Picking the Right Sound
Before you turn on the radio, consider the type of music that fits your customer demographics. A small coffeehouse may benefit from a quiet jazz melody playing in the background, while an upbeat top 40 tune works well in a juniors clothing outlet. Create a customer profile list based off your current inventory to help identify your customers. For example, a womens high-end boutique might not be the best location to crank up rap music. Opt for classical tunes or adult contemporary. Once you know what type of music to play, you can change the tempo throughout the day to keep customers interested. Slow songs in the morning help wake sleepy clients while a more pumping beat in the afternoon delivers energy and spontaneity. You can also change up the tunes with the holidays and different seasons of the year, including playing Christmas music in December or selecting beach tunes in the summer.
Selecting a Sound System

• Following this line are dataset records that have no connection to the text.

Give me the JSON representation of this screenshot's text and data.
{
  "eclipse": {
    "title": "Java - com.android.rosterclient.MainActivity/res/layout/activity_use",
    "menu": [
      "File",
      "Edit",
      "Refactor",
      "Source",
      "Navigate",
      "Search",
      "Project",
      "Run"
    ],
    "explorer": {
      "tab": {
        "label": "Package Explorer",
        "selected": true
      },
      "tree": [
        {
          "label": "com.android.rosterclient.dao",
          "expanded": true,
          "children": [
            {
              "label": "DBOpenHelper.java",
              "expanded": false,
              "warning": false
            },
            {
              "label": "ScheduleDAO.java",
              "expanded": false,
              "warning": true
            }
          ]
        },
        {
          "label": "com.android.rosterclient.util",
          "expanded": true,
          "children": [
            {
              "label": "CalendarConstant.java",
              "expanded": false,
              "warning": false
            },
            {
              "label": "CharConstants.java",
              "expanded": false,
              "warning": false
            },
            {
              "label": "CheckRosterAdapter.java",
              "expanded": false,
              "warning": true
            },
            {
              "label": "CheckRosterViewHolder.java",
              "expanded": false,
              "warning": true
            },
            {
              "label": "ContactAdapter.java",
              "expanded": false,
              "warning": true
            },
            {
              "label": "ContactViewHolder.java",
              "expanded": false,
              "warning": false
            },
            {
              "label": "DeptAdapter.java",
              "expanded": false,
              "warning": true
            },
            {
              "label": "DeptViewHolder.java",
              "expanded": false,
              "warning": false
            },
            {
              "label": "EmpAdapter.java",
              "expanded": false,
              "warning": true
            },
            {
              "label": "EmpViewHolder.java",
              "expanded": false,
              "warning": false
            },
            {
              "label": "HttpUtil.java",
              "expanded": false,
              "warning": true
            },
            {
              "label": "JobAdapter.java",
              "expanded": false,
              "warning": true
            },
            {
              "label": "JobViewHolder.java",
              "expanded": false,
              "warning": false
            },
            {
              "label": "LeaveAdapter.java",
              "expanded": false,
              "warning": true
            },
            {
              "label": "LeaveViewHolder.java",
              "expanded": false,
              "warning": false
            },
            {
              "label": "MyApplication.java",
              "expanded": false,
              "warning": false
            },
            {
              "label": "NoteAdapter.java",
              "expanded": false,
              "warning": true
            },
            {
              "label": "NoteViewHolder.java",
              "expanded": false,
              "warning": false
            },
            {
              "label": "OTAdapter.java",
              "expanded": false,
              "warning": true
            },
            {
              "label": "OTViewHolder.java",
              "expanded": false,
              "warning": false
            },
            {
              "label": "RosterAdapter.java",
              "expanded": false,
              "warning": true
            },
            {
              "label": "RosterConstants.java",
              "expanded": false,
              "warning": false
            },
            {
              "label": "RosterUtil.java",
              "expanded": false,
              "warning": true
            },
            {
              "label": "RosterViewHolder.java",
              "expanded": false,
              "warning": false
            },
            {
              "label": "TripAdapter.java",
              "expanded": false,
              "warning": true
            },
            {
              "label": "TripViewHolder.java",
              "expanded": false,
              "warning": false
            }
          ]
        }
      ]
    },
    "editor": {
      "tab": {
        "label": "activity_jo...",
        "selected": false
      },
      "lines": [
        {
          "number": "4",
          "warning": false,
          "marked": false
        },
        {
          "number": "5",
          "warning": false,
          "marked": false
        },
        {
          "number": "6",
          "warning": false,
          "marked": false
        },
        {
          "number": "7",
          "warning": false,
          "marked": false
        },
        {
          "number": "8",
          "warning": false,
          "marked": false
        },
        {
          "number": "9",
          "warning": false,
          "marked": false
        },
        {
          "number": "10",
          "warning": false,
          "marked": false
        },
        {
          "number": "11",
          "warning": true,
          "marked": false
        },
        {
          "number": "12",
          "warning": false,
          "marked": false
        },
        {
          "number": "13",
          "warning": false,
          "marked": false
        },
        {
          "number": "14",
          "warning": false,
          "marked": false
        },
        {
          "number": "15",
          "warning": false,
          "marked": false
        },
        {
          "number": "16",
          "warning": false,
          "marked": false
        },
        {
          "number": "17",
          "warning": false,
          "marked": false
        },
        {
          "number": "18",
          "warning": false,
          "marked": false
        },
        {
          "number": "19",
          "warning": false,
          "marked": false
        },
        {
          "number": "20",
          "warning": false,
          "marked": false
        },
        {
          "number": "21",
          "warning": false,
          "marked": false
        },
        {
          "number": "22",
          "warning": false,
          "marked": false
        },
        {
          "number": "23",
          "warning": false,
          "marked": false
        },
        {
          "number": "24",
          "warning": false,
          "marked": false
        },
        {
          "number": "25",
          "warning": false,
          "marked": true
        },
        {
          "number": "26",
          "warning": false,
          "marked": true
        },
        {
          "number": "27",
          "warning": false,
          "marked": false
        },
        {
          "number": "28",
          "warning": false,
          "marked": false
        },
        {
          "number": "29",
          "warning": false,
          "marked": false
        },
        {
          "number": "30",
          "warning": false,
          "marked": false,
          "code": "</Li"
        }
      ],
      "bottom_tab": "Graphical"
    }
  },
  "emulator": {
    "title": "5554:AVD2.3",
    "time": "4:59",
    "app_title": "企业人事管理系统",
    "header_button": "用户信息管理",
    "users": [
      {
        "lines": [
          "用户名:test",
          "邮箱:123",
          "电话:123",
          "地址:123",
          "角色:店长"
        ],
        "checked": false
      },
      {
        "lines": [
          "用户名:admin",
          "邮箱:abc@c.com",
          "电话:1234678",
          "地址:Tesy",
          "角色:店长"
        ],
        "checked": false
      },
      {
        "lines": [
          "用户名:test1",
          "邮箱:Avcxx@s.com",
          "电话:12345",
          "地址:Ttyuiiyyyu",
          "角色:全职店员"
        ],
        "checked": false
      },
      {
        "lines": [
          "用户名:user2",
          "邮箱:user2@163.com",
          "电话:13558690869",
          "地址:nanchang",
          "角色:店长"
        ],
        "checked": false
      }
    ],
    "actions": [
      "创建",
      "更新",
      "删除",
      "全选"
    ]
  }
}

You want to choose your sound system wisely. Avoid sending music out on the floor that is heavily laden in static. Consider upgrading your speakers to deliver quality sound in all locations around your store. A large location requires multiple speakers. In a very large retail shop, different music zones may also be appropriate. Play the latest sports broadcast in the mens section while choosing kids classics in the childrens section. Just be sure that one type of music doesnt overpower the other. Also, the layout of the store may affect your sound. A clothing store with lots of fabric muffles the sound coming from a set of speakers so you may have to turn up the volume. A large warehouse selling bikes and outdoor equipment may echo, so you may have to turn down the sound.
Obeying Copyright Laws
Before you can play any type of music in a public location in Canada, its important to ensure the performer and others involved in producing the music get compensated for the performance. Retailers purchase a SOCAN licence that allows them to play a mix of music in their shop. The cost of the licence depends on the square footage of the establishment. The licence covers virtually all types of music and allows retailers to display lyrics and other performance-related materials on TV screens in the establishment. If you frequently have live performances at your shop, you may need to contact the Neighborhood Rights Collective of Canada to pay additional royalties. Playing music at your small business location can give you the opportunity to increase sales if you keep these strategies in mind.